best of all, the audience stayed hype, and non pretensious, giving the whole affair a positive vibe....
Dan Coleman of Spirit of '68 remarked on Facebook that a Prince show was the best he's ever seen live. I asked him to explain why:
The show was in the round and he must have played for close to 3 hours. His band in incredibly tight because his band leader is Maceo MF'n Parker. In the middle of the show he does an acoustic set with this just him and his guitar doing stripped down classics and leading the crowd in sing alongs. It was incredible.
I mean, just look at this set list.
It's the same reason I can never see Radiohead. I saw them at Bonnaroo in 2006. They will never play a better set list than this. I'm good on them forever, it will taint the memory.
I was lucky enough to catch Prince three times.
President Obama weighed in on Facebook, too:
Today, the world lost a creative icon. Michelle and I join millions of fans from around the world in mourning the sudden death of Prince. Few artists have influenced the sound and trajectory of popular music more distinctly, or touched quite so many people with their talent. As one of the most gifted and prolific musicians of our time, Prince did it all. Funk. R&B. Rock and roll. He was a virtuoso instrumentalist, a brilliant bandleader, and an electrifying performer..
“A strong spirit transcends rules,” Prince once said — and nobody's spirit was stronger, bolder, or more creative. Our thoughts and prayers are with his family, his band, and all who loved him.
93.9 FM is spinning Prince right now. Listen live.
Purple tears going up at Indy CD and Vinyl
DJ and teacher DJ Metrognome remembers Prince:

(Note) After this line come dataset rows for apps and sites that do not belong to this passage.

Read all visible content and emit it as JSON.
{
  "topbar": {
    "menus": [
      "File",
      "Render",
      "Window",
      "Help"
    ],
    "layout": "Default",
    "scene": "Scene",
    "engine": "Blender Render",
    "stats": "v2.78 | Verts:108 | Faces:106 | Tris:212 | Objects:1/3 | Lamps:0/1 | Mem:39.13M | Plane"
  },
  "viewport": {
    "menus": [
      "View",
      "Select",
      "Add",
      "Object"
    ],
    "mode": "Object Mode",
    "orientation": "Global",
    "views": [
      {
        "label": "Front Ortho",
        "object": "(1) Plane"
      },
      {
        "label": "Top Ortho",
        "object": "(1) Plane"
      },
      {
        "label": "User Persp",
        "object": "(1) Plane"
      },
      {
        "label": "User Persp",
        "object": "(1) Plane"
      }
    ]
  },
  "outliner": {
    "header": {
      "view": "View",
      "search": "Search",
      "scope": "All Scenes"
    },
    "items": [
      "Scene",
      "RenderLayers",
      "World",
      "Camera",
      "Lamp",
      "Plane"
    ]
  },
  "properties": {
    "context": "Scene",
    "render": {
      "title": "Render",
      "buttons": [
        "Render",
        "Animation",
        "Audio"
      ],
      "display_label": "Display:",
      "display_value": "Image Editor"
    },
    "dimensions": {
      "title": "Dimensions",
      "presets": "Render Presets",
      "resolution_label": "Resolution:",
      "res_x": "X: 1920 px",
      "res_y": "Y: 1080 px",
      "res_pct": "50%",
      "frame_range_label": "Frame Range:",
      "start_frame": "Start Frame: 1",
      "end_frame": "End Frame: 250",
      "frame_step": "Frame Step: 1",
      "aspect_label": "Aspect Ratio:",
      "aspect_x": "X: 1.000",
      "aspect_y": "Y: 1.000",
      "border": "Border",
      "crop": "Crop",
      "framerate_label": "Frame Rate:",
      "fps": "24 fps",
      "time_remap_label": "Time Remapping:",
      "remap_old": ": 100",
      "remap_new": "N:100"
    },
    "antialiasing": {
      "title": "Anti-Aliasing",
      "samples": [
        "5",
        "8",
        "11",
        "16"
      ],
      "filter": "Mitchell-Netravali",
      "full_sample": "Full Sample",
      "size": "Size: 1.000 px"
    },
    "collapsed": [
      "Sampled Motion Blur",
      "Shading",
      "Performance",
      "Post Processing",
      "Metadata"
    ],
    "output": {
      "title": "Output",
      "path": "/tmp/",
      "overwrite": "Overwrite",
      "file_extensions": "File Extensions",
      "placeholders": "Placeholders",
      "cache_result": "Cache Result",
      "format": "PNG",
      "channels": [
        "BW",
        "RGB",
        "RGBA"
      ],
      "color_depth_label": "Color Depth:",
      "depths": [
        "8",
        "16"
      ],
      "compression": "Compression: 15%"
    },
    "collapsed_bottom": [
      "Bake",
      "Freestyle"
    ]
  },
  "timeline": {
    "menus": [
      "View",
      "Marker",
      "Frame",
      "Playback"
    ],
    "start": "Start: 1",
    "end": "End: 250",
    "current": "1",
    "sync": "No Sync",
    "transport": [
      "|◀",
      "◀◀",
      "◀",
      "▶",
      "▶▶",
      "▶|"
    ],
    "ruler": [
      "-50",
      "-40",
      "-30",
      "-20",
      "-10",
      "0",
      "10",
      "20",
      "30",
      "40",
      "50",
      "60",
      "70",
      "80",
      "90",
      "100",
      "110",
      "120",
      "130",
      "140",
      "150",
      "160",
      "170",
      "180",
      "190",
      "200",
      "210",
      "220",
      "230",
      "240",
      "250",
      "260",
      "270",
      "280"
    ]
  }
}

Prince embodies the spirit and definition of what being an artist is all about. He didn't hesitate at the idea of conflict or controversy, always expressing himself the best way he knew how. He was fearless and showed the world what courage looked like in the form of music and musicianship. Dismissive of rules, I feel like he understood that he could pass that power on to the listener. But his power, to me, also was rooted in his own enigma. And while this is terribly sad, it's also somehow fitting that his personal life was never exposed or uncovered... just the way he liked it.